*** Opening of Exercise material ***

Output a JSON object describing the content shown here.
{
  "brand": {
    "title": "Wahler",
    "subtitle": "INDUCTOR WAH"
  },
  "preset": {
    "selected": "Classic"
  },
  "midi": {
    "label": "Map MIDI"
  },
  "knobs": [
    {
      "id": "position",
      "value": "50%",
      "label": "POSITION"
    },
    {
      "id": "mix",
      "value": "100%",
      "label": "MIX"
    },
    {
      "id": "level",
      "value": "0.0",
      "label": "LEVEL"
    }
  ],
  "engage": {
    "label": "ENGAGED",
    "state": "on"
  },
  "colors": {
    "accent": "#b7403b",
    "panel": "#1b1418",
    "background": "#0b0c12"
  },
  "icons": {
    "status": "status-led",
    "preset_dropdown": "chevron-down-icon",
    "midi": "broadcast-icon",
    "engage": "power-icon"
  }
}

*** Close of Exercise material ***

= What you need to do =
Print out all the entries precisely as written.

= Response for this exercise =
Output a JSON object describing the content shown here.
{
  "brand": {
    "title": "Wahler",
    "subtitle": "INDUCTOR WAH"
  },
  "preset": {
    "selected": "Classic"
  },
  "midi": {
    "label": "Map MIDI"
  },
  "knobs": [
    {
      "id": "position",
      "value": "50%",
      "label": "POSITION"
    },
    {
      "id": "mix",
      "value": "100%",
      "label": "MIX"
    },
    {
      "id": "level",
      "value": "0.0",
      "label": "LEVEL"
    }
  ],
  "engage": {
    "label": "ENGAGED",
    "state": "on"
  },
  "colors": {
    "accent": "#b7403b",
    "panel": "#1b1418",
    "background": "#0b0c12"
  },
  "icons": {
    "status": "status-led",
    "preset_dropdown": "chevron-down-icon",
    "midi": "broadcast-icon",
    "engage": "power-icon"
  }
}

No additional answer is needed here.